| What you need to do |
Gather each line in the entries that includes the string "recents".

--- Data for analysis Enclosed Below ---

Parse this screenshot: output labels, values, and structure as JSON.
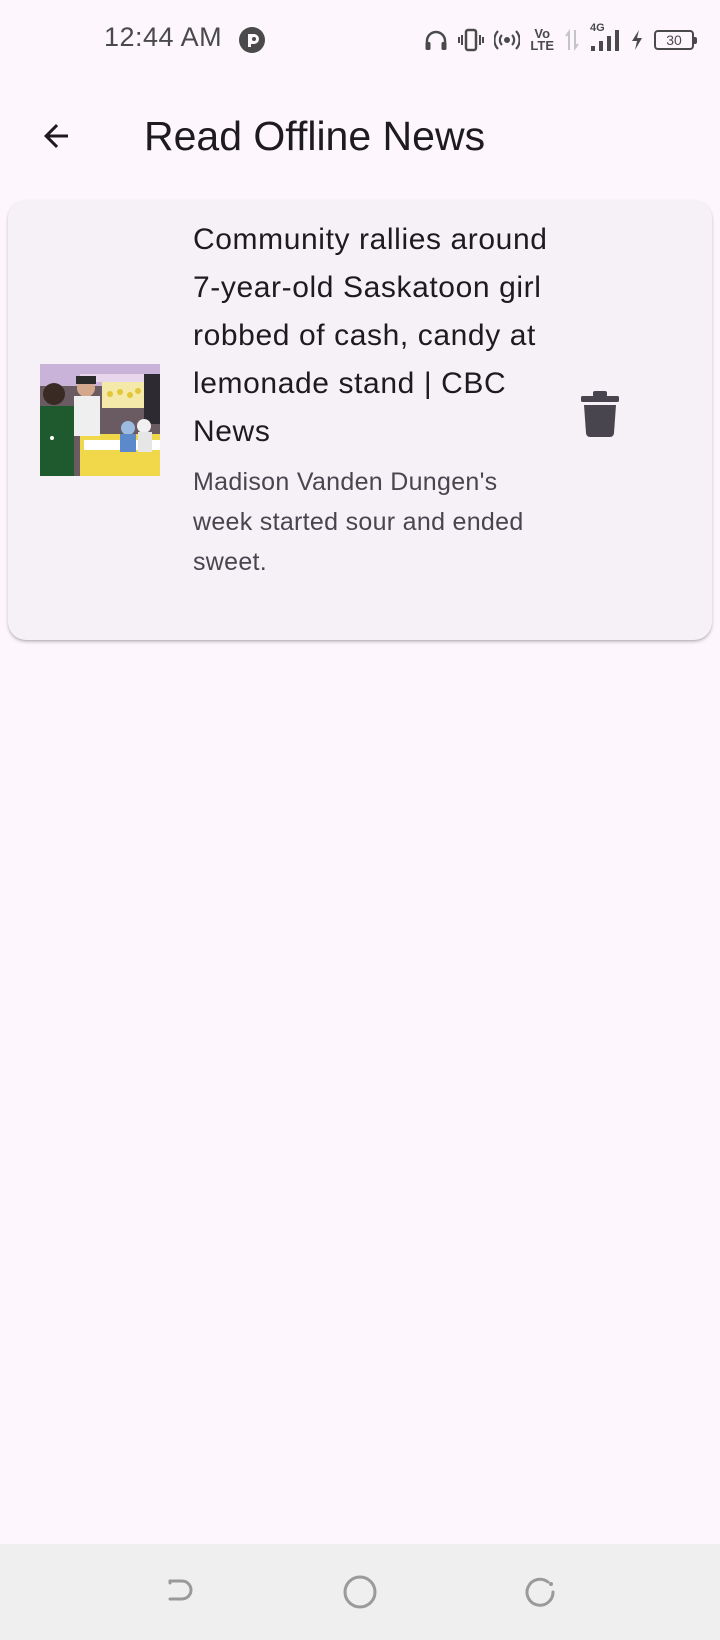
{
  "status_bar": {
    "time": "12:44 AM",
    "app_icon": "cloud-sync-icon",
    "icons": [
      "headphones-icon",
      "vibrate-icon",
      "hotspot-icon",
      "volte-icon",
      "data-arrows-icon",
      "signal-4g-icon",
      "charging-icon"
    ],
    "volte_top": "Vo",
    "volte_bottom": "LTE",
    "network_type": "4G",
    "battery_level": "30"
  },
  "app_bar": {
    "back_icon": "arrow-back-icon",
    "title": "Read Offline News"
  },
  "news_list": [
    {
      "title": "Community rallies around 7-year-old Saskatoon girl robbed of cash, candy at lemonade stand | CBC News",
      "description": "Madison Vanden Dungen's week started sour and ended sweet.",
      "thumbnail": "news-photo-lemonade-stand",
      "delete_icon": "trash-icon"
    }
  ],
  "nav_bar": {
    "back": "nav-back-icon",
    "home": "nav-home-icon",
    "recents": "nav-recents-icon"
  },
  "colors": {
    "background": "#fdf7fd",
    "card": "#f5f1f7",
    "title_text": "#1d1b20",
    "secondary_text": "#49454f",
    "nav_bar": "#efefef"
  }
}
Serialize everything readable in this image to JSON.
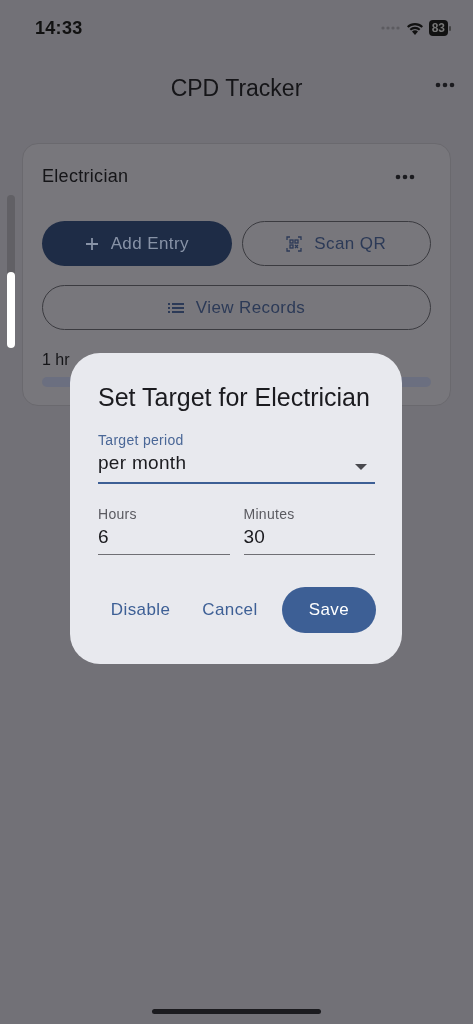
{
  "status_bar": {
    "time": "14:33",
    "battery": "83"
  },
  "app_bar": {
    "title": "CPD Tracker"
  },
  "card": {
    "title": "Electrician",
    "buttons": [
      {
        "label": "Add Entry",
        "kind": "filled"
      },
      {
        "label": "Scan QR",
        "kind": "outlined"
      },
      {
        "label": "View Records",
        "kind": "outlined"
      }
    ],
    "summary": "1 hr"
  },
  "dialog": {
    "title": "Set Target for Electrician",
    "period": {
      "label": "Target period",
      "value": "per month"
    },
    "fields": [
      {
        "label": "Hours",
        "value": "6"
      },
      {
        "label": "Minutes",
        "value": "30"
      }
    ],
    "actions": [
      {
        "label": "Disable",
        "kind": "text"
      },
      {
        "label": "Cancel",
        "kind": "text"
      },
      {
        "label": "Save",
        "kind": "filled"
      }
    ]
  }
}
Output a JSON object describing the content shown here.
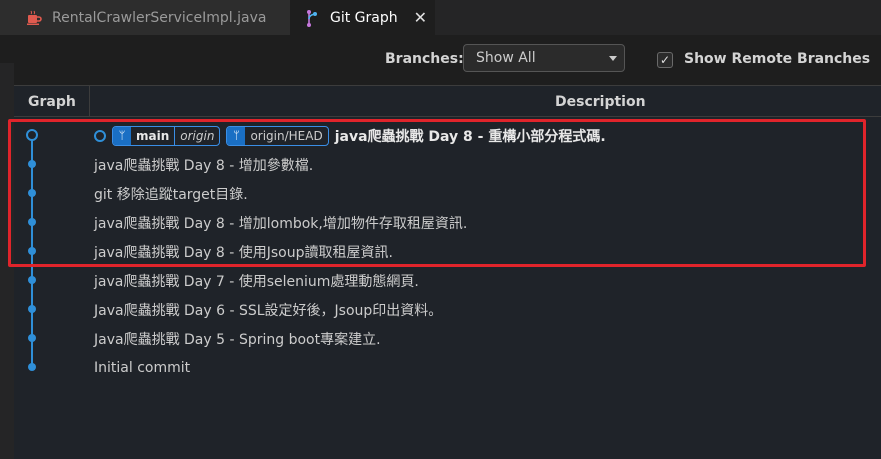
{
  "tabs": [
    {
      "label": "RentalCrawlerServiceImpl.java",
      "icon": "java-coffee-icon",
      "active": false
    },
    {
      "label": "Git Graph",
      "icon": "git-graph-icon",
      "active": true,
      "close": "✕"
    }
  ],
  "controls": {
    "branches_label": "Branches:",
    "branches_value": "Show All",
    "show_remote_label": "Show Remote Branches",
    "show_remote_checked": true
  },
  "table": {
    "col_graph": "Graph",
    "col_description": "Description"
  },
  "commits": [
    {
      "refs": [
        {
          "name": "main",
          "remote": "origin"
        },
        {
          "name": "origin/HEAD"
        }
      ],
      "message": "java爬蟲挑戰 Day 8 - 重構小部分程式碼.",
      "head": true
    },
    {
      "message": "java爬蟲挑戰 Day 8 - 增加參數檔."
    },
    {
      "message": "git 移除追蹤target目錄."
    },
    {
      "message": "java爬蟲挑戰 Day 8 - 增加lombok,增加物件存取租屋資訊."
    },
    {
      "message": "java爬蟲挑戰 Day 8 - 使用Jsoup讀取租屋資訊."
    },
    {
      "message": "java爬蟲挑戰 Day 7 - 使用selenium處理動態網頁."
    },
    {
      "message": "Java爬蟲挑戰 Day 6 - SSL設定好後，Jsoup印出資料。"
    },
    {
      "message": "Java爬蟲挑戰 Day 5 - Spring boot專案建立."
    },
    {
      "message": "Initial commit"
    }
  ],
  "colors": {
    "graph_line": "#2f8fd8",
    "highlight": "#e0242b",
    "ref_badge": "#1a6fc4"
  }
}
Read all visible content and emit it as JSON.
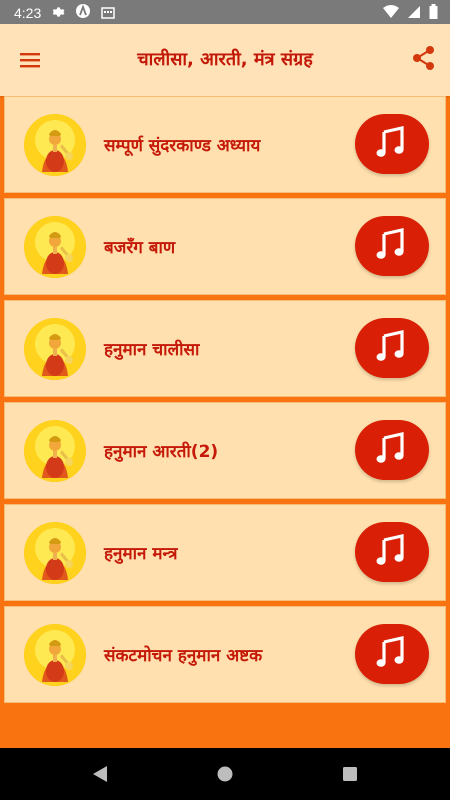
{
  "status_bar": {
    "time": "4:23",
    "icons": [
      "gear-icon",
      "app-logo-icon",
      "keyboard-icon",
      "wifi-icon",
      "signal-icon",
      "battery-icon"
    ]
  },
  "app_bar": {
    "title": "चालीसा, आरती, मंत्र संग्रह",
    "menu_icon": "hamburger-menu-icon",
    "share_icon": "share-icon"
  },
  "items": [
    {
      "label": "सम्पूर्ण सुंदरकाण्ड अध्याय"
    },
    {
      "label": "बजरँग बाण"
    },
    {
      "label": "हनुमान चालीसा"
    },
    {
      "label": "हनुमान आरती(2)"
    },
    {
      "label": "हनुमान मन्त्र"
    },
    {
      "label": "संकटमोचन हनुमान अष्टक"
    }
  ],
  "colors": {
    "accent": "#d91f05",
    "title": "#c21808",
    "item_background": "#ffe0ae",
    "footer": "#f97310"
  },
  "nav": [
    "back-icon",
    "home-icon",
    "recents-icon"
  ]
}
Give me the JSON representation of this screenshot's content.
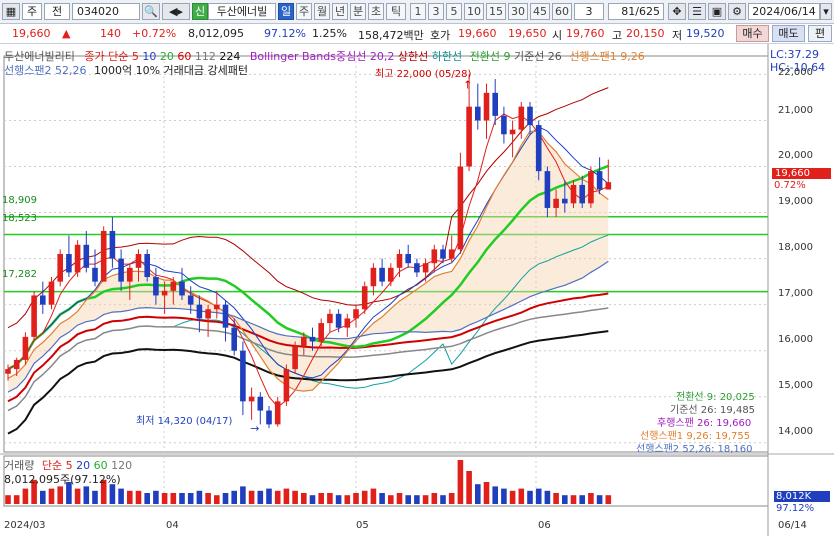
{
  "toolbar": {
    "market": "주",
    "prev": "전",
    "code": "034020",
    "name": "두산에너빌",
    "periods": [
      "일",
      "주",
      "월",
      "년",
      "분",
      "초",
      "틱"
    ],
    "minutes": [
      "1",
      "3",
      "5",
      "10",
      "15",
      "30",
      "45",
      "60"
    ],
    "interval": "3",
    "count": "81/625",
    "date": "2024/06/14"
  },
  "quote": {
    "price": "19,660",
    "change": "140",
    "change_pct": "+0.72%",
    "volume": "8,012,095",
    "vol_ratio": "97.12%",
    "turnover": "1.25%",
    "amount": "158,472백만",
    "bid_label": "호가",
    "bid1": "19,660",
    "bid2": "19,650",
    "open_label": "시",
    "open": "19,760",
    "high_label": "고",
    "high": "20,150",
    "low_label": "저",
    "low": "19,520",
    "buy": "매수",
    "sell": "매도",
    "order": "편"
  },
  "legends": {
    "title": "두산에너빌리티",
    "ma_label": "종가 단순",
    "ma5": "5",
    "ma10": "10",
    "ma20": "20",
    "ma60": "60",
    "ma112": "112",
    "ma224": "224",
    "bb": "Bollinger Bands중심선 20,2",
    "bb_up": "상한선",
    "bb_dn": "하한선",
    "ich_conv": "전환선 9",
    "ich_base": "기준선 26",
    "ich_span1": "선행스팬1 9,26",
    "ich_span2": "선행스팬2 52,26",
    "pattern": "1000억 10% 거래대금 강세패턴",
    "lc": "LC:37.29",
    "hc": "HC:-10.64"
  },
  "annotations": {
    "high": "최고 22,000 (05/28)",
    "low": "최저 14,320 (04/17)",
    "price_tag": "19,660",
    "pct_tag": "0.72%",
    "lvl1": "18,909",
    "lvl2": "18,523",
    "lvl3": "17,282"
  },
  "ichimoku_values": [
    "전환선 9: 20,025",
    "기준선 26: 19,485",
    "후행스팬 26: 19,660",
    "선행스팬1 9,26: 19,755",
    "선행스팬2 52,26: 18,160"
  ],
  "volume_panel": {
    "title": "거래량",
    "ma_label": "단순",
    "ma5": "5",
    "ma20": "20",
    "ma60": "60",
    "ma120": "120",
    "value": "8,012,095주(97.12%)",
    "tag_value": "8,012K",
    "tag_pct": "97.12%"
  },
  "x_labels": [
    "2024/03",
    "04",
    "05",
    "06",
    "06/14"
  ],
  "chart_data": {
    "type": "candlestick",
    "y_ticks": [
      "22,000",
      "21,000",
      "20,000",
      "19,000",
      "18,000",
      "17,000",
      "16,000",
      "15,000",
      "14,000"
    ],
    "ylim": [
      13800,
      22400
    ],
    "candles": [
      [
        15500,
        15700,
        15350,
        15600
      ],
      [
        15600,
        15850,
        15450,
        15800
      ],
      [
        15800,
        16400,
        15700,
        16300
      ],
      [
        16300,
        17300,
        16200,
        17200
      ],
      [
        17200,
        17500,
        16800,
        17000
      ],
      [
        17000,
        17600,
        16900,
        17500
      ],
      [
        17500,
        18200,
        17400,
        18100
      ],
      [
        18100,
        18500,
        17600,
        17700
      ],
      [
        17700,
        18400,
        17600,
        18300
      ],
      [
        18300,
        18600,
        17700,
        17800
      ],
      [
        17800,
        18200,
        17400,
        17500
      ],
      [
        17500,
        18700,
        17500,
        18600
      ],
      [
        18600,
        18900,
        17800,
        18000
      ],
      [
        18000,
        18200,
        17300,
        17500
      ],
      [
        17500,
        17900,
        17100,
        17800
      ],
      [
        17800,
        18200,
        17500,
        18100
      ],
      [
        18100,
        18200,
        17500,
        17600
      ],
      [
        17600,
        17800,
        17000,
        17200
      ],
      [
        17200,
        17500,
        16800,
        17300
      ],
      [
        17300,
        17600,
        17000,
        17500
      ],
      [
        17500,
        17800,
        17100,
        17200
      ],
      [
        17200,
        17400,
        16800,
        17000
      ],
      [
        17000,
        17200,
        16400,
        16700
      ],
      [
        16700,
        17000,
        16300,
        16900
      ],
      [
        16900,
        17300,
        16700,
        17000
      ],
      [
        17000,
        17100,
        16200,
        16500
      ],
      [
        16500,
        16700,
        15900,
        16000
      ],
      [
        16000,
        16200,
        14600,
        14900
      ],
      [
        14900,
        15200,
        14500,
        15000
      ],
      [
        15000,
        15100,
        14400,
        14700
      ],
      [
        14700,
        14800,
        14320,
        14400
      ],
      [
        14400,
        15000,
        14350,
        14900
      ],
      [
        14900,
        15700,
        14800,
        15600
      ],
      [
        15600,
        16200,
        15500,
        16100
      ],
      [
        16100,
        16400,
        15900,
        16300
      ],
      [
        16300,
        16500,
        16000,
        16200
      ],
      [
        16200,
        16700,
        16100,
        16600
      ],
      [
        16600,
        16900,
        16400,
        16800
      ],
      [
        16800,
        16900,
        16400,
        16500
      ],
      [
        16500,
        16800,
        16300,
        16700
      ],
      [
        16700,
        17000,
        16500,
        16900
      ],
      [
        16900,
        17500,
        16800,
        17400
      ],
      [
        17400,
        17900,
        17200,
        17800
      ],
      [
        17800,
        18000,
        17400,
        17500
      ],
      [
        17500,
        17900,
        17400,
        17800
      ],
      [
        17800,
        18200,
        17600,
        18100
      ],
      [
        18100,
        18300,
        17800,
        17900
      ],
      [
        17900,
        18000,
        17600,
        17700
      ],
      [
        17700,
        18000,
        17500,
        17900
      ],
      [
        17900,
        18300,
        17700,
        18200
      ],
      [
        18200,
        18300,
        17900,
        18000
      ],
      [
        18000,
        18500,
        17900,
        18200
      ],
      [
        18200,
        20300,
        18100,
        20000
      ],
      [
        20000,
        22000,
        19900,
        21300
      ],
      [
        21300,
        21800,
        20800,
        21000
      ],
      [
        21000,
        21800,
        20600,
        21600
      ],
      [
        21600,
        21900,
        20900,
        21100
      ],
      [
        21100,
        21300,
        20500,
        20700
      ],
      [
        20700,
        21000,
        20200,
        20800
      ],
      [
        20800,
        21400,
        20600,
        21300
      ],
      [
        21300,
        21400,
        20700,
        20900
      ],
      [
        20900,
        21000,
        19700,
        19900
      ],
      [
        19900,
        20000,
        18900,
        19100
      ],
      [
        19100,
        19500,
        18900,
        19300
      ],
      [
        19300,
        19700,
        19000,
        19200
      ],
      [
        19200,
        19700,
        19100,
        19600
      ],
      [
        19600,
        19800,
        19100,
        19200
      ],
      [
        19200,
        20000,
        19100,
        19900
      ],
      [
        19900,
        20200,
        19400,
        19500
      ],
      [
        19500,
        20150,
        19520,
        19660
      ]
    ],
    "volumes": [
      0.2,
      0.2,
      0.35,
      0.55,
      0.3,
      0.35,
      0.4,
      0.5,
      0.35,
      0.4,
      0.3,
      0.55,
      0.45,
      0.35,
      0.3,
      0.3,
      0.25,
      0.3,
      0.25,
      0.25,
      0.25,
      0.25,
      0.3,
      0.25,
      0.2,
      0.25,
      0.3,
      0.4,
      0.3,
      0.3,
      0.35,
      0.3,
      0.35,
      0.3,
      0.25,
      0.2,
      0.25,
      0.25,
      0.2,
      0.2,
      0.25,
      0.3,
      0.35,
      0.25,
      0.2,
      0.25,
      0.2,
      0.2,
      0.2,
      0.25,
      0.2,
      0.25,
      1.0,
      0.75,
      0.45,
      0.5,
      0.4,
      0.35,
      0.3,
      0.35,
      0.3,
      0.35,
      0.3,
      0.25,
      0.2,
      0.2,
      0.2,
      0.25,
      0.2,
      0.2
    ]
  }
}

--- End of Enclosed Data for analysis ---

| Solution for this task |
    "recents": "nav-recents-icon"
    "recents-icon"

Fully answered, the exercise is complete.